#### Input for this task ####

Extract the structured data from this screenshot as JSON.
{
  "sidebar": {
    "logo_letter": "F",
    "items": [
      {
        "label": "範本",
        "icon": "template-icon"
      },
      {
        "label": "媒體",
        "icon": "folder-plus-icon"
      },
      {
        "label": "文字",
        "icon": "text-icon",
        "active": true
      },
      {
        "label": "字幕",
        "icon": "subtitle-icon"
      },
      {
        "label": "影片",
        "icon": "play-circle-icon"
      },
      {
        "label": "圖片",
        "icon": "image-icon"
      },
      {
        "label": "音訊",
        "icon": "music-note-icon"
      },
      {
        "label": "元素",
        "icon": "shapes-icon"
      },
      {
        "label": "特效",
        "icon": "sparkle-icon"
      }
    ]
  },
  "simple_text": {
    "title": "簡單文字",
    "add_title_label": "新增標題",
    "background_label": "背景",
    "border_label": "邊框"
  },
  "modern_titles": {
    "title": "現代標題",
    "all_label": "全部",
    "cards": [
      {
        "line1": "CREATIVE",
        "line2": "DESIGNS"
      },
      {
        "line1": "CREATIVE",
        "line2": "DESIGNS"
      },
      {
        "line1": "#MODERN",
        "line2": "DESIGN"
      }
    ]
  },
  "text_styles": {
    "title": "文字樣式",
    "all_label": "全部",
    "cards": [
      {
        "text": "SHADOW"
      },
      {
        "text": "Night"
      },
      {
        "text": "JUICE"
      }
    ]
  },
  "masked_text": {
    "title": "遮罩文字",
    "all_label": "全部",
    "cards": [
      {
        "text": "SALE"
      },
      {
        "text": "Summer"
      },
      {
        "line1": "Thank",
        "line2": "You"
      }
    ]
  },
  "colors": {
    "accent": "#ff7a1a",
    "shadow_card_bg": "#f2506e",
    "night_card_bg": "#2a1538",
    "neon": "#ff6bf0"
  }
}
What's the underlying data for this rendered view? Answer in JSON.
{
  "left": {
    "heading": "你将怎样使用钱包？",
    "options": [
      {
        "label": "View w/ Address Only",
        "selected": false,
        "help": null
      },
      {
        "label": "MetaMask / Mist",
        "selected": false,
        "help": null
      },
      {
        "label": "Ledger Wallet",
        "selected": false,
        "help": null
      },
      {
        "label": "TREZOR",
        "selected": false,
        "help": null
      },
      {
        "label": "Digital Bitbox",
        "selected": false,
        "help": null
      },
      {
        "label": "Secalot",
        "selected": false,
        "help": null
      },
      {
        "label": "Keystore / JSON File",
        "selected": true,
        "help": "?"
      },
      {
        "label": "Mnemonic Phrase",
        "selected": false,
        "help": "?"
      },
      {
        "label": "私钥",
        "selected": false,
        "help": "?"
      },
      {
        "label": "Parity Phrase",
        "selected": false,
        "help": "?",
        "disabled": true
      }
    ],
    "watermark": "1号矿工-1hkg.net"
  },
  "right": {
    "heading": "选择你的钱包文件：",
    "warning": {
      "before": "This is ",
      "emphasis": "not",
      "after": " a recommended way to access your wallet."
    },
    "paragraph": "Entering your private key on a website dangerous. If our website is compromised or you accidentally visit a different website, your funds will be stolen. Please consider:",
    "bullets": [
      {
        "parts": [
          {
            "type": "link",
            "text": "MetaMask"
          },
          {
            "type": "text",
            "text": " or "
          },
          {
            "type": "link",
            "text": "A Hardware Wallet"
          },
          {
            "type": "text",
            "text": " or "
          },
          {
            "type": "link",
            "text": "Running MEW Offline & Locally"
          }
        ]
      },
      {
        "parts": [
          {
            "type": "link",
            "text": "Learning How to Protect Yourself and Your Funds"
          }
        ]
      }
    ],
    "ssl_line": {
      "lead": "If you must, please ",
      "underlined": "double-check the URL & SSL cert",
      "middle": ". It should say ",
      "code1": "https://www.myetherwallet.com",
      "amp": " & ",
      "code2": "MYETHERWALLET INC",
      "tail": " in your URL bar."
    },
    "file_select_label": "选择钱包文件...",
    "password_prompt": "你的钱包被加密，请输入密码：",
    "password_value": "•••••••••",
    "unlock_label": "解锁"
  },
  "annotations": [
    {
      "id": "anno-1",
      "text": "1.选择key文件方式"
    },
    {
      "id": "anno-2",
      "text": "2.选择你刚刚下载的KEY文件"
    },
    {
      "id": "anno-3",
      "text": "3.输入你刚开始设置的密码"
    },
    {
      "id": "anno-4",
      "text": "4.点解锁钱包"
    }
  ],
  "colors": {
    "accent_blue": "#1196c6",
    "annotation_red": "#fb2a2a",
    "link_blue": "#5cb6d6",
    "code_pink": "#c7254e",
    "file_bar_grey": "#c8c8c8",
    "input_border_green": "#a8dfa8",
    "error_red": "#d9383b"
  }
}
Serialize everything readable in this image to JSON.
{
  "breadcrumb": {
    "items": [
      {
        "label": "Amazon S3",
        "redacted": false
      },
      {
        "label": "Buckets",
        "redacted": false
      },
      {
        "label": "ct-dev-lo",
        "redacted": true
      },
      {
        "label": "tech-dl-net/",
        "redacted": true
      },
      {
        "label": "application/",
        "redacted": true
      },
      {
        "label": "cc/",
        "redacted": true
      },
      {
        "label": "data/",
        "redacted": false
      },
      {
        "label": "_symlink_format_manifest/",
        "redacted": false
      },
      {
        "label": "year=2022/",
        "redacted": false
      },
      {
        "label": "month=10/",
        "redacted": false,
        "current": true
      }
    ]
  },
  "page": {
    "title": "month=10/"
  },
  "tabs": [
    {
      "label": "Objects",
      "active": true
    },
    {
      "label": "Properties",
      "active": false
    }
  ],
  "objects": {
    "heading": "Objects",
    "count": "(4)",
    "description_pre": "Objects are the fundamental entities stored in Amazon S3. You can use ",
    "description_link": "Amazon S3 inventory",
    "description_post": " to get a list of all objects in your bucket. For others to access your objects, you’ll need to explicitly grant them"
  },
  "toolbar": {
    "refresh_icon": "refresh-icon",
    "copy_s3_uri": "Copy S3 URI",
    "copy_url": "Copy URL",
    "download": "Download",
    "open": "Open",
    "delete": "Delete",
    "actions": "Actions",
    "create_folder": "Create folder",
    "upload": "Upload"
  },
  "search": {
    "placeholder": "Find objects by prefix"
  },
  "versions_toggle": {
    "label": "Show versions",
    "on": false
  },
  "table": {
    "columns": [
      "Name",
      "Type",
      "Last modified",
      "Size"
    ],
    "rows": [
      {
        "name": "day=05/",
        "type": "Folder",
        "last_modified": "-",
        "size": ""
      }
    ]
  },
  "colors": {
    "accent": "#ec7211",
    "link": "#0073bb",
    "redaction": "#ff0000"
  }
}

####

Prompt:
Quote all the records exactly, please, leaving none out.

Result of the exercise:
Extract the structured data from this screenshot as JSON.
{
  "sidebar": {
    "logo_letter": "F",
    "items": [
      {
        "label": "範本",
        "icon": "template-icon"
      },
      {
        "label": "媒體",
        "icon": "folder-plus-icon"
      },
      {
        "label": "文字",
        "icon": "text-icon",
        "active": true
      },
      {
        "label": "字幕",
        "icon": "subtitle-icon"
      },
      {
        "label": "影片",
        "icon": "play-circle-icon"
      },
      {
        "label": "圖片",
        "icon": "image-icon"
      },
      {
        "label": "音訊",
        "icon": "music-note-icon"
      },
      {
        "label": "元素",
        "icon": "shapes-icon"
      },
      {
        "label": "特效",
        "icon": "sparkle-icon"
      }
    ]
  },
  "simple_text": {
    "title": "簡單文字",
    "add_title_label": "新增標題",
    "background_label": "背景",
    "border_label": "邊框"
  },
  "modern_titles": {
    "title": "現代標題",
    "all_label": "全部",
    "cards": [
      {
        "line1": "CREATIVE",
        "line2": "DESIGNS"
      },
      {
        "line1": "CREATIVE",
        "line2": "DESIGNS"
      },
      {
        "line1": "#MODERN",
        "line2": "DESIGN"
      }
    ]
  },
  "text_styles": {
    "title": "文字樣式",
    "all_label": "全部",
    "cards": [
      {
        "text": "SHADOW"
      },
      {
        "text": "Night"
      },
      {
        "text": "JUICE"
      }
    ]
  },
  "masked_text": {
    "title": "遮罩文字",
    "all_label": "全部",
    "cards": [
      {
        "text": "SALE"
      },
      {
        "text": "Summer"
      },
      {
        "line1": "Thank",
        "line2": "You"
      }
    ]
  },
  "colors": {
    "accent": "#ff7a1a",
    "shadow_card_bg": "#f2506e",
    "night_card_bg": "#2a1538",
    "neon": "#ff6bf0"
  }
}
What's the underlying data for this rendered view? Answer in JSON.
{
  "left": {
    "heading": "你将怎样使用钱包？",
    "options": [
      {
        "label": "View w/ Address Only",
        "selected": false,
        "help": null
      },
      {
        "label": "MetaMask / Mist",
        "selected": false,
        "help": null
      },
      {
        "label": "Ledger Wallet",
        "selected": false,
        "help": null
      },
      {
        "label": "TREZOR",
        "selected": false,
        "help": null
      },
      {
        "label": "Digital Bitbox",
        "selected": false,
        "help": null
      },
      {
        "label": "Secalot",
        "selected": false,
        "help": null
      },
      {
        "label": "Keystore / JSON File",
        "selected": true,
        "help": "?"
      },
      {
        "label": "Mnemonic Phrase",
        "selected": false,
        "help": "?"
      },
      {
        "label": "私钥",
        "selected": false,
        "help": "?"
      },
      {
        "label": "Parity Phrase",
        "selected": false,
        "help": "?",
        "disabled": true
      }
    ],
    "watermark": "1号矿工-1hkg.net"
  },
  "right": {
    "heading": "选择你的钱包文件：",
    "warning": {
      "before": "This is ",
      "emphasis": "not",
      "after": " a recommended way to access your wallet."
    },
    "paragraph": "Entering your private key on a website dangerous. If our website is compromised or you accidentally visit a different website, your funds will be stolen. Please consider:",
    "bullets": [
      {
        "parts": [
          {
            "type": "link",
            "text": "MetaMask"
          },
          {
            "type": "text",
            "text": " or "
          },
          {
            "type": "link",
            "text": "A Hardware Wallet"
          },
          {
            "type": "text",
            "text": " or "
          },
          {
            "type": "link",
            "text": "Running MEW Offline & Locally"
          }
        ]
      },
      {
        "parts": [
          {
            "type": "link",
            "text": "Learning How to Protect Yourself and Your Funds"
          }
        ]
      }
    ],
    "ssl_line": {
      "lead": "If you must, please ",
      "underlined": "double-check the URL & SSL cert",
      "middle": ". It should say ",
      "code1": "https://www.myetherwallet.com",
      "amp": " & ",
      "code2": "MYETHERWALLET INC",
      "tail": " in your URL bar."
    },
    "file_select_label": "选择钱包文件...",
    "password_prompt": "你的钱包被加密，请输入密码：",
    "password_value": "•••••••••",
    "unlock_label": "解锁"
  },
  "annotations": [
    {
      "id": "anno-1",
      "text": "1.选择key文件方式"
    },
    {
      "id": "anno-2",
      "text": "2.选择你刚刚下载的KEY文件"
    },
    {
      "id": "anno-3",
      "text": "3.输入你刚开始设置的密码"
    },
    {
      "id": "anno-4",
      "text": "4.点解锁钱包"
    }
  ],
  "colors": {
    "accent_blue": "#1196c6",
    "annotation_red": "#fb2a2a",
    "link_blue": "#5cb6d6",
    "code_pink": "#c7254e",
    "file_bar_grey": "#c8c8c8",
    "input_border_green": "#a8dfa8",
    "error_red": "#d9383b"
  }
}
Serialize everything readable in this image to JSON.
{
  "breadcrumb": {
    "items": [
      {
        "label": "Amazon S3",
        "redacted": false
      },
      {
        "label": "Buckets",
        "redacted": false
      },
      {
        "label": "ct-dev-lo",
        "redacted": true
      },
      {
        "label": "tech-dl-net/",
        "redacted": true
      },
      {
        "label": "application/",
        "redacted": true
      },
      {
        "label": "cc/",
        "redacted": true
      },
      {
        "label": "data/",
        "redacted": false
      },
      {
        "label": "_symlink_format_manifest/",
        "redacted": false
      },
      {
        "label": "year=2022/",
        "redacted": false
      },
      {
        "label": "month=10/",
        "redacted": false,
        "current": true
      }
    ]
  },
  "page": {
    "title": "month=10/"
  },
  "tabs": [
    {
      "label": "Objects",
      "active": true
    },
    {
      "label": "Properties",
      "active": false
    }
  ],
  "objects": {
    "heading": "Objects",
    "count": "(4)",
    "description_pre": "Objects are the fundamental entities stored in Amazon S3. You can use ",
    "description_link": "Amazon S3 inventory",
    "description_post": " to get a list of all objects in your bucket. For others to access your objects, you’ll need to explicitly grant them"
  },
  "toolbar": {
    "refresh_icon": "refresh-icon",
    "copy_s3_uri": "Copy S3 URI",
    "copy_url": "Copy URL",
    "download": "Download",
    "open": "Open",
    "delete": "Delete",
    "actions": "Actions",
    "create_folder": "Create folder",
    "upload": "Upload"
  },
  "search": {
    "placeholder": "Find objects by prefix"
  },
  "versions_toggle": {
    "label": "Show versions",
    "on": false
  },
  "table": {
    "columns": [
      "Name",
      "Type",
      "Last modified",
      "Size"
    ],
    "rows": [
      {
        "name": "day=05/",
        "type": "Folder",
        "last_modified": "-",
        "size": ""
      }
    ]
  },
  "colors": {
    "accent": "#ec7211",
    "link": "#0073bb",
    "redaction": "#ff0000"
  }
}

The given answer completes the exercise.